## [Materials provided]
☆ ☆ ☆ ☆ ☆

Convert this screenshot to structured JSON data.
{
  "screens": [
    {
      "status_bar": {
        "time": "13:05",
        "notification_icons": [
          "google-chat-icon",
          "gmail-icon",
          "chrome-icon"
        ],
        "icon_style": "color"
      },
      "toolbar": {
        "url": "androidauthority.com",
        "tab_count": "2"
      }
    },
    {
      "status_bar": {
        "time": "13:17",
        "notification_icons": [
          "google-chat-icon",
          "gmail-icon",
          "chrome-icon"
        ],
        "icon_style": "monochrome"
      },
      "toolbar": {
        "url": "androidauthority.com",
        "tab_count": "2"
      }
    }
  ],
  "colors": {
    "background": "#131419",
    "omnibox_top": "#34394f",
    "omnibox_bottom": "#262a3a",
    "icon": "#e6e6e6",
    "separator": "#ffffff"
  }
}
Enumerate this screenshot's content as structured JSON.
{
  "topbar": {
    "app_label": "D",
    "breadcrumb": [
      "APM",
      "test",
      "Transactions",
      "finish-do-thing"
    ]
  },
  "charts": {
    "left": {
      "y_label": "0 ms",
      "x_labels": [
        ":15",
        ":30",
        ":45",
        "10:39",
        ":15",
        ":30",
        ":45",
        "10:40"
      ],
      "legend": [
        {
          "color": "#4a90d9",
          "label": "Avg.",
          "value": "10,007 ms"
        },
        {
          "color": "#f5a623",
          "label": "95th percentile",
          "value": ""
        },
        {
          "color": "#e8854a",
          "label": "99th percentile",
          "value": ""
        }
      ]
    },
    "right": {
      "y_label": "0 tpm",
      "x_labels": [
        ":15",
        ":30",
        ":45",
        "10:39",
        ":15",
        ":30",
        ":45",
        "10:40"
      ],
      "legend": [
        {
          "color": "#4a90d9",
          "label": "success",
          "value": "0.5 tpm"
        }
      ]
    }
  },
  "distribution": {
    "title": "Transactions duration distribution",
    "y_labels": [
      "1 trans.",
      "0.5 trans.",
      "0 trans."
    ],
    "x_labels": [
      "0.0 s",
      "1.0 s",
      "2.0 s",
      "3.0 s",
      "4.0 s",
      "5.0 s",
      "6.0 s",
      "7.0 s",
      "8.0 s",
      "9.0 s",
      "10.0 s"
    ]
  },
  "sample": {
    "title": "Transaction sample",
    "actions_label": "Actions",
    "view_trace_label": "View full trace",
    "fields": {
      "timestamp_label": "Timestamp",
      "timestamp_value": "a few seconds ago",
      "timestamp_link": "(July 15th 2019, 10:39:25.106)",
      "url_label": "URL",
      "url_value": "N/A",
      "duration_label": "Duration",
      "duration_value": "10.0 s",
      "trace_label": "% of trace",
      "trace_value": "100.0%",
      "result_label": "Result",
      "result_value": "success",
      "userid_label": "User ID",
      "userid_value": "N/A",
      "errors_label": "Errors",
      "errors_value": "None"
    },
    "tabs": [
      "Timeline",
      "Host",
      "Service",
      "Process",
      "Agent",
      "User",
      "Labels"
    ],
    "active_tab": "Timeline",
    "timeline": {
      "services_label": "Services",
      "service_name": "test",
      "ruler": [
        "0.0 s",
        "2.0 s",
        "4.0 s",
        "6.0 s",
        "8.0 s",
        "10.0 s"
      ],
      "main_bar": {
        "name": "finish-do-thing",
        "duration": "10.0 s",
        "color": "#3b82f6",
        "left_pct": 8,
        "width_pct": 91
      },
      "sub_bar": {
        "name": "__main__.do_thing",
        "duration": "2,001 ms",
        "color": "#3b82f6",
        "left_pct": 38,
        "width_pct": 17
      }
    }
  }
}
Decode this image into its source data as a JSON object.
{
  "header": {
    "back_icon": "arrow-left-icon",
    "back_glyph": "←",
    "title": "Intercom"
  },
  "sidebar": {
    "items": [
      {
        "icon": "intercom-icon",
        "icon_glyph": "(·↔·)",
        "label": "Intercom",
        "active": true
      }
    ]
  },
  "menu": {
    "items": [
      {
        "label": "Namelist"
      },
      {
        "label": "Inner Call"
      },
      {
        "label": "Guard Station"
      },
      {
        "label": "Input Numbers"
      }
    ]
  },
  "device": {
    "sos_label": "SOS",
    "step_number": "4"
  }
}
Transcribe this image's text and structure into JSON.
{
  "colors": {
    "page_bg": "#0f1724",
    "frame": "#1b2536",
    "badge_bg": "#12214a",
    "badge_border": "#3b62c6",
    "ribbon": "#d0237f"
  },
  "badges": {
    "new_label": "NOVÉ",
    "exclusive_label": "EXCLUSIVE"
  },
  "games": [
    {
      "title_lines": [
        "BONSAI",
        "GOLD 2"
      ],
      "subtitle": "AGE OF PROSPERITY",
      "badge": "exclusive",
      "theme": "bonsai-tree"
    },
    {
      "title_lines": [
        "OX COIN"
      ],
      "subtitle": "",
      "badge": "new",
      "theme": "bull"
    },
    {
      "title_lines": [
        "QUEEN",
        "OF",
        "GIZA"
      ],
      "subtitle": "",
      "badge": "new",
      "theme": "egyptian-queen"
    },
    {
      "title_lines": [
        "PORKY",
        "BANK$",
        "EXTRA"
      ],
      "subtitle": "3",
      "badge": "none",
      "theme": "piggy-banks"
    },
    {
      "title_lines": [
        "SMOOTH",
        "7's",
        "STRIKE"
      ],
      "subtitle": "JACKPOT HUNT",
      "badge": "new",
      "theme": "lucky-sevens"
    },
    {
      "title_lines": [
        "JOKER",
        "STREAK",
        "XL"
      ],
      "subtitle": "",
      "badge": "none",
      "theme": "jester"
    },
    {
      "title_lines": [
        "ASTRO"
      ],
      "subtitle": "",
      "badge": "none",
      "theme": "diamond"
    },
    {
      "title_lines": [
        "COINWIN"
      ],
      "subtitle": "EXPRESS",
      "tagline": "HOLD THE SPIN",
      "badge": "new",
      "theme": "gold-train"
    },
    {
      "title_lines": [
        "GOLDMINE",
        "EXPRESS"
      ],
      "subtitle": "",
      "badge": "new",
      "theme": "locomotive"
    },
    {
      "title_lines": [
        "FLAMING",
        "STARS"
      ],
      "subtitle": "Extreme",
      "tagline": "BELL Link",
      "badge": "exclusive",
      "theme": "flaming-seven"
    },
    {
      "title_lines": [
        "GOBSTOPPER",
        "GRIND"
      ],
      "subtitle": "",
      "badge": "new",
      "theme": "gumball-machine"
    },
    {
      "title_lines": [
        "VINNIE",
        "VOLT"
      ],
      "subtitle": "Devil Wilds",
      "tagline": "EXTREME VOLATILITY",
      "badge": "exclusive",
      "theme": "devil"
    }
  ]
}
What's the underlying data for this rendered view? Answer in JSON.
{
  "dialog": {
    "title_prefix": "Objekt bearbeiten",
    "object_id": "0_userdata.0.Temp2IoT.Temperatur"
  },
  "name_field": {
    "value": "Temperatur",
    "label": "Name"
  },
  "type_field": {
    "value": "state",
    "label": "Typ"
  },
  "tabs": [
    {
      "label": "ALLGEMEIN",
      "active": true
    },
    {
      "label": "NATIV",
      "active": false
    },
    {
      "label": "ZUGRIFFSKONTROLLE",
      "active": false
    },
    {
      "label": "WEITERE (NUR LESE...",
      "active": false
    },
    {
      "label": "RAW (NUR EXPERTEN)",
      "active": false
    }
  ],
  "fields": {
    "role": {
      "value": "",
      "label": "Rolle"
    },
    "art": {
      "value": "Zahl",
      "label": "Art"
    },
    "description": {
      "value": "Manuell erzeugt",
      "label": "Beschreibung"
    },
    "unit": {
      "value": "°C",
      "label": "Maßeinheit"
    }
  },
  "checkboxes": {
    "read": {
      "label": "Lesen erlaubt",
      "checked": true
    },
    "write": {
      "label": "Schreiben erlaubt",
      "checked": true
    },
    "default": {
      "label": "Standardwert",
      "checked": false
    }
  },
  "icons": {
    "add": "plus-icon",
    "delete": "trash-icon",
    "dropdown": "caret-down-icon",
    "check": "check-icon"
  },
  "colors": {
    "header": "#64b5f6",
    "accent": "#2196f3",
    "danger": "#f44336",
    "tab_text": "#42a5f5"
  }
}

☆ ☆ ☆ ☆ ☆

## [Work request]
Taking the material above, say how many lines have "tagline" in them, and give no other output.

## [Task output]
3